## Task prompt
Among the lines below, some may hold the word "元素定义"; state how many do, giving only the number.

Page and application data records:
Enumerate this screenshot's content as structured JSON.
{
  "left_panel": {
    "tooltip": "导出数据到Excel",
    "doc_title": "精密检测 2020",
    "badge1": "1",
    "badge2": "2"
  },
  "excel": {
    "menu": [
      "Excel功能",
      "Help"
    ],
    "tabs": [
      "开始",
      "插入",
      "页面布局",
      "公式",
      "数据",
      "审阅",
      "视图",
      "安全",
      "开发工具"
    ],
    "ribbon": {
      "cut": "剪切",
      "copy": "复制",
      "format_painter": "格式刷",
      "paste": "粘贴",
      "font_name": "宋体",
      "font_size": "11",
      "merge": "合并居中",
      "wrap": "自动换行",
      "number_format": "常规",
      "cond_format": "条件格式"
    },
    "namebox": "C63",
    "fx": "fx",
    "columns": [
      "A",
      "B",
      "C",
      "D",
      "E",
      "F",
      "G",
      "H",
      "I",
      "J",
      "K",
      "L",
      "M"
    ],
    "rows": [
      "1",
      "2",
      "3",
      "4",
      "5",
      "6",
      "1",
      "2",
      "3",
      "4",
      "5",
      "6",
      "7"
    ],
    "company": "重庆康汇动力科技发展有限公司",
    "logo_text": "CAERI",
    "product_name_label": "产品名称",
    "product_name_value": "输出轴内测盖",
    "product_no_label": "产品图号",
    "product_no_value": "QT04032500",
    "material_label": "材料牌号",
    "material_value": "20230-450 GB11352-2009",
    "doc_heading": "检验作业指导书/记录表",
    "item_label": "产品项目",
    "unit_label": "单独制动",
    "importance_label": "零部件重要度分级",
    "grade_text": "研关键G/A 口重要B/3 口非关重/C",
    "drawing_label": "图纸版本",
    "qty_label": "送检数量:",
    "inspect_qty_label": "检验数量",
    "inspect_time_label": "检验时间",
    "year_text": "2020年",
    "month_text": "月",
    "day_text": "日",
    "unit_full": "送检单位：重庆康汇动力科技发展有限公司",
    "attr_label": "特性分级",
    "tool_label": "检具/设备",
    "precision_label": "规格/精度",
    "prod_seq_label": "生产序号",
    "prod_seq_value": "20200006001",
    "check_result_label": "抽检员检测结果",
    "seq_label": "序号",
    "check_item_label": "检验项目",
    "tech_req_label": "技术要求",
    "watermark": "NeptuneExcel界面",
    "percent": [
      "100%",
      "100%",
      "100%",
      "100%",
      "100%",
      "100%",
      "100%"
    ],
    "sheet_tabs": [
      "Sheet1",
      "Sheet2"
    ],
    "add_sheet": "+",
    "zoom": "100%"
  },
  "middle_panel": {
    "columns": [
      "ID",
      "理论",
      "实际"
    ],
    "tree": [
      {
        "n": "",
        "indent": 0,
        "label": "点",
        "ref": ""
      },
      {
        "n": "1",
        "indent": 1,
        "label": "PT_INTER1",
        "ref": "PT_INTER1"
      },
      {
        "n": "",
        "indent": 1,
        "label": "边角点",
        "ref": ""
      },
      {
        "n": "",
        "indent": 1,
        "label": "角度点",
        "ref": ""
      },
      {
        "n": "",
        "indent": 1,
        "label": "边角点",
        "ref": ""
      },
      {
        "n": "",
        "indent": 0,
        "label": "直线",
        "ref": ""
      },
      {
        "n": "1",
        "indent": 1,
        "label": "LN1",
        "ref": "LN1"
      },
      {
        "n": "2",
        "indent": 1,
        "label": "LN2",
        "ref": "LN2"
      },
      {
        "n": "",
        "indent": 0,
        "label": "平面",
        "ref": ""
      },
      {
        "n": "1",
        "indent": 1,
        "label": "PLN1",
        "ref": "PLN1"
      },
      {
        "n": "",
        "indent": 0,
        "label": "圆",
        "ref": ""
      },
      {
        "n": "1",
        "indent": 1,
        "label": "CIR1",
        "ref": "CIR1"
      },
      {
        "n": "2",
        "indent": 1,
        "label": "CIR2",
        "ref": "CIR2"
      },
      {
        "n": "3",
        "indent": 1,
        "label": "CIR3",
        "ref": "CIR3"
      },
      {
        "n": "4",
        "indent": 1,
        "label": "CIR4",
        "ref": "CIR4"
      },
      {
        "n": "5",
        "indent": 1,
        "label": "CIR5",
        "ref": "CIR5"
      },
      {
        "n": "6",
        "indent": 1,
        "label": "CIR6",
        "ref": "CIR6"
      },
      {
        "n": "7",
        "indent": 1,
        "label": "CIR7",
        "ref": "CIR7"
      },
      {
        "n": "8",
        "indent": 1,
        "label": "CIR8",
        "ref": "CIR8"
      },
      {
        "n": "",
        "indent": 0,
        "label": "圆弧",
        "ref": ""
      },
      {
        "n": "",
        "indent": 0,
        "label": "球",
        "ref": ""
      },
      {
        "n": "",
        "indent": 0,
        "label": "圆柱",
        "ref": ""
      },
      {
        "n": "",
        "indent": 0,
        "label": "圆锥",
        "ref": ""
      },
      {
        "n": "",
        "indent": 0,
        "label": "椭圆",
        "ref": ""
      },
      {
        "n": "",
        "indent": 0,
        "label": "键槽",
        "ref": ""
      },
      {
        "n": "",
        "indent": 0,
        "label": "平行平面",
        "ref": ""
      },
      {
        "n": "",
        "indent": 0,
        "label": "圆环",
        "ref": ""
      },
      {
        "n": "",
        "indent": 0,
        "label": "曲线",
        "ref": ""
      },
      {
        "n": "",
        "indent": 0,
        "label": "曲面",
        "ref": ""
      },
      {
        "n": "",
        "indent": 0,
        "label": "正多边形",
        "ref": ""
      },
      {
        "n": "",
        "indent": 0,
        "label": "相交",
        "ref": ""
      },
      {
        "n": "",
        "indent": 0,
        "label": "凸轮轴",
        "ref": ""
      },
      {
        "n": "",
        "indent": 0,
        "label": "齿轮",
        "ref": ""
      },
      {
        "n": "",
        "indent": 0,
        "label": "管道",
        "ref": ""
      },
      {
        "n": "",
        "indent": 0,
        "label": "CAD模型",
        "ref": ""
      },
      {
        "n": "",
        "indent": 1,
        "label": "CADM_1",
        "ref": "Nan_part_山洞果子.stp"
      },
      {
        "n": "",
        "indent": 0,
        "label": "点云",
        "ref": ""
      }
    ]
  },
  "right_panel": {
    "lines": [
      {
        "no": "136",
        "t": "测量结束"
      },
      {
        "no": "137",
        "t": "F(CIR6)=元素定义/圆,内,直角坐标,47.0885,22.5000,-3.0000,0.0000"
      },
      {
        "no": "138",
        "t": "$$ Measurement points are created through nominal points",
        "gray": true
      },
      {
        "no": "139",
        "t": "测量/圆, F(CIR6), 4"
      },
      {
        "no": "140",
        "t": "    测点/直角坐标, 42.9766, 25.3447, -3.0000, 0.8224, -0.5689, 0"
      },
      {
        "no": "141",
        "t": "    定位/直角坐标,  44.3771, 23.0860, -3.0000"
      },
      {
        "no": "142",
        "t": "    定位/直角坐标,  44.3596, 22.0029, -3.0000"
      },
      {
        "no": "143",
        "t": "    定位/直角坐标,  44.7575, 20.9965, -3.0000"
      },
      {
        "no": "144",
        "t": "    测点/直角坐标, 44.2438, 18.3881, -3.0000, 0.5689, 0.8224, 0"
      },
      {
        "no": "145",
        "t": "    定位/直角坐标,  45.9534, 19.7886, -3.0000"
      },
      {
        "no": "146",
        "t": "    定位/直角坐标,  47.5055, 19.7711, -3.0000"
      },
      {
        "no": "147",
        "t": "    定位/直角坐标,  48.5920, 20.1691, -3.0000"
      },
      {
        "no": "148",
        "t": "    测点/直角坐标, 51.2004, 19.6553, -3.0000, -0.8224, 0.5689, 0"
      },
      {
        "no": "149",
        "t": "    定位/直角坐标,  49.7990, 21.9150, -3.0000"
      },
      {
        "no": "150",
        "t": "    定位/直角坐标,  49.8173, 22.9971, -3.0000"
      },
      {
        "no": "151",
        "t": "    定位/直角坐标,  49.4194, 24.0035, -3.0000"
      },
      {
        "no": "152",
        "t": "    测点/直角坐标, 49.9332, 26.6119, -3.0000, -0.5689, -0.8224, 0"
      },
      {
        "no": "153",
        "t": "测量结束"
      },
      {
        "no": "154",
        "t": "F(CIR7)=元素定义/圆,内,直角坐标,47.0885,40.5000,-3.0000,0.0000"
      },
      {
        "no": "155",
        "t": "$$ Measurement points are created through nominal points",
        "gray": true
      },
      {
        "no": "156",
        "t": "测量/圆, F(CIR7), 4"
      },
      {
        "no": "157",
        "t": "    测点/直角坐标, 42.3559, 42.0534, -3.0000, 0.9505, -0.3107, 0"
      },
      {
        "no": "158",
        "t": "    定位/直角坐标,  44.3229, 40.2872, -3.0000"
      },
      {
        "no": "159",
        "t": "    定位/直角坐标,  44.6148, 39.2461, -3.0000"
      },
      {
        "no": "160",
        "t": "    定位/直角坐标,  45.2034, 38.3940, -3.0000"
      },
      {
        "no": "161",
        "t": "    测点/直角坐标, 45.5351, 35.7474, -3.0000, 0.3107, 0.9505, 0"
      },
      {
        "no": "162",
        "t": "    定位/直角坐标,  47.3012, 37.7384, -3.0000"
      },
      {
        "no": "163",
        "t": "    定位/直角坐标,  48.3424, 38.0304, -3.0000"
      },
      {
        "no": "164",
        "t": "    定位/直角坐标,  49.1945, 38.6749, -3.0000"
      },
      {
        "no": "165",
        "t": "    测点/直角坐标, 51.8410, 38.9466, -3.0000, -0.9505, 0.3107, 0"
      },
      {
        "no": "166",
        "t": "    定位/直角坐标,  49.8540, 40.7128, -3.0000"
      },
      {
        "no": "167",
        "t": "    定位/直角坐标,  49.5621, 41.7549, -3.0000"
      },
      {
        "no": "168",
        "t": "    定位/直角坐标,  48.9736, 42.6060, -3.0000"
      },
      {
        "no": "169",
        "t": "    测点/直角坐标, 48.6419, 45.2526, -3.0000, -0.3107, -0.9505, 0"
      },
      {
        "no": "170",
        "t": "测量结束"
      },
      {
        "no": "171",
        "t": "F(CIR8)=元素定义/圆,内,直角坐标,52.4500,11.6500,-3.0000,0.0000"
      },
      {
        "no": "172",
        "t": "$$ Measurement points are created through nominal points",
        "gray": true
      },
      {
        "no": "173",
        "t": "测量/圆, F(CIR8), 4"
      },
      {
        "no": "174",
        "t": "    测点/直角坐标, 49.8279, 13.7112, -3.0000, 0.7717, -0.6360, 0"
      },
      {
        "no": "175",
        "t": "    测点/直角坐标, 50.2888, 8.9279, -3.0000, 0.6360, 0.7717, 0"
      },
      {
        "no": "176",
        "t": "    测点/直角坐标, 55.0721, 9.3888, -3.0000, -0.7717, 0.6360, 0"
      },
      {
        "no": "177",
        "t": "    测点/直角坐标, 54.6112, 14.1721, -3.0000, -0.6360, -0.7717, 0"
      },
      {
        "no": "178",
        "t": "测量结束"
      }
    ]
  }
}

## The completed task
3